Please use this identifier to cite or link to this item:
Title: Efficacy of 3D hydrogel scaffold for adipose tissue engineering application
Authors: Heng, Hui Min.
Keywords: DRNTU::Engineering
Issue Date: 2011
Abstract: A paradigm shift from removal and replacement of diseased organs to regeneration of healthy organs has been witnessed in the biomedical field. Bone and skin tissue engineering has met with immense success, while research efforts have been directed in adipose, cartilage, heart valve and liver tissue engineering, amongst others. This project aims to investigate the efficacy of a commercially produced 3D hydrogel scaffolds for tissue engineering applications. Particular attention was paid to the effect of crosslinker concentration on the modulus of the scaffold. Mechanical tests results showed that increasing concentrations of crosslinker increases the moduli of the scaffolds. The Young’s modulus was found to be between 2.8 Pa and 8 Pa when subjected to a low shear rate of 0.0005 cm-1. To further enhance the mechanical properties of the scaffold, alternate dip coating was performed to apply a surface layer of calcium phosphate. Scanning Electron Microscopy – Energy Dispersive X-Ray spectroscopy (SEM – EDX) and Fourier Transform Infrared Spectroscopy (FTIR) analyses revealed differences between coated and coated samples. Cellular studies were carried out with adipose – derived mesenchymal cells (Ad-MSCs) to investigate the cell morphology, viability and proliferation in the scaffolds. This pilot study on 3D tissue engineering hydrogel scaffolds paves the way for future studies on the effect of modulus on the differentiation of Ad-MSCs.
Rights: Nanyang Technological University
Fulltext Permission: restricted
Fulltext Availability: With Fulltext
Appears in Collections:MSE Student Reports (FYP/IA/PA/PI)

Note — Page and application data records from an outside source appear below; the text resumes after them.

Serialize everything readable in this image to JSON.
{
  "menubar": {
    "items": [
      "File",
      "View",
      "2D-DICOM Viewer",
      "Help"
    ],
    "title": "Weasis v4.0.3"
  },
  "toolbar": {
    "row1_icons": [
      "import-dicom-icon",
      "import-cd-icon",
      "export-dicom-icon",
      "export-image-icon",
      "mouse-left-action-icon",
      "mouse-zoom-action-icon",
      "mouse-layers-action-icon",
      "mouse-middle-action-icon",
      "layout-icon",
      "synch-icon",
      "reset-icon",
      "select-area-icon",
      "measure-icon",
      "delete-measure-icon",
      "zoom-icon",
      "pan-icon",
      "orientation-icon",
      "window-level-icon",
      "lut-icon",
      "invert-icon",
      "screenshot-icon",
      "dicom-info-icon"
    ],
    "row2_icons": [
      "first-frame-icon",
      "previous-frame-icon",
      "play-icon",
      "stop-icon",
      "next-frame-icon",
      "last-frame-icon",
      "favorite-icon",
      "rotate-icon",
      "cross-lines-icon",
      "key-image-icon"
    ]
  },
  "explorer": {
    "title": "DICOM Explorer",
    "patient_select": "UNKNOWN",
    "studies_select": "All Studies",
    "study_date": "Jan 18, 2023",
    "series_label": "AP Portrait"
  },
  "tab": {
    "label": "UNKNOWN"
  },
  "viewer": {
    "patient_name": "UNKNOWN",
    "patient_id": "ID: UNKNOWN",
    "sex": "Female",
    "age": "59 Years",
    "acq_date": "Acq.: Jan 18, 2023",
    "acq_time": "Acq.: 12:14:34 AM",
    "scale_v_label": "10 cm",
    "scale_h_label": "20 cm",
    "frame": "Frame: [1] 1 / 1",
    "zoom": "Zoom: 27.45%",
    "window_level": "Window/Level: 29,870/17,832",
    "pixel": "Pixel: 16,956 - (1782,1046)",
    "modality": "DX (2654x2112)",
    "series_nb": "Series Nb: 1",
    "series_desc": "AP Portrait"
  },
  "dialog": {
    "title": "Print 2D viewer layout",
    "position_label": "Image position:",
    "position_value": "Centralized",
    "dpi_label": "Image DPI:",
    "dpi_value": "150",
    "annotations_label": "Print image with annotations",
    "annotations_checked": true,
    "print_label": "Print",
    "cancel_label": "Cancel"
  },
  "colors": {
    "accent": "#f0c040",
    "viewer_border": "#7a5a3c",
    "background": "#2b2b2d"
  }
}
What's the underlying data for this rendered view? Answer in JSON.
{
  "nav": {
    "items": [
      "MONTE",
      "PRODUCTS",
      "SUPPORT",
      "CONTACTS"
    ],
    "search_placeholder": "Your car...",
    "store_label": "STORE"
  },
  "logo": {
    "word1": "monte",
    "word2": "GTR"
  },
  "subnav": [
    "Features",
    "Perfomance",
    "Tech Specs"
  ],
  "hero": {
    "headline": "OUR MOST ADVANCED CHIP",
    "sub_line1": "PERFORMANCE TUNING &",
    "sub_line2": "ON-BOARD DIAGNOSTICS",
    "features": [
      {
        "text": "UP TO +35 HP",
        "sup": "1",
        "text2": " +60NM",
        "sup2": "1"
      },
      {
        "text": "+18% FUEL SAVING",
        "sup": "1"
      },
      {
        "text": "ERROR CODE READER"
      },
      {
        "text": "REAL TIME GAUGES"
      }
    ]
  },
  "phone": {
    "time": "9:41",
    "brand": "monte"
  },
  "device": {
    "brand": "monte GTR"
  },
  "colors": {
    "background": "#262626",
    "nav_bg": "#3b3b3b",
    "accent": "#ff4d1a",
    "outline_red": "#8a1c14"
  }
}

Files in This Item:
File Description SizeFormat 
MSE_Final FYP report_Heng Hui Min.pdf
  Restricted Access
2.53 MBAdobe PDFView/Open

Page view(s)

checked on Sep 28, 2020


checked on Sep 28, 2020

Google ScholarTM


Items in DR-NTU are protected by copyright, with all rights reserved, unless otherwise indicated.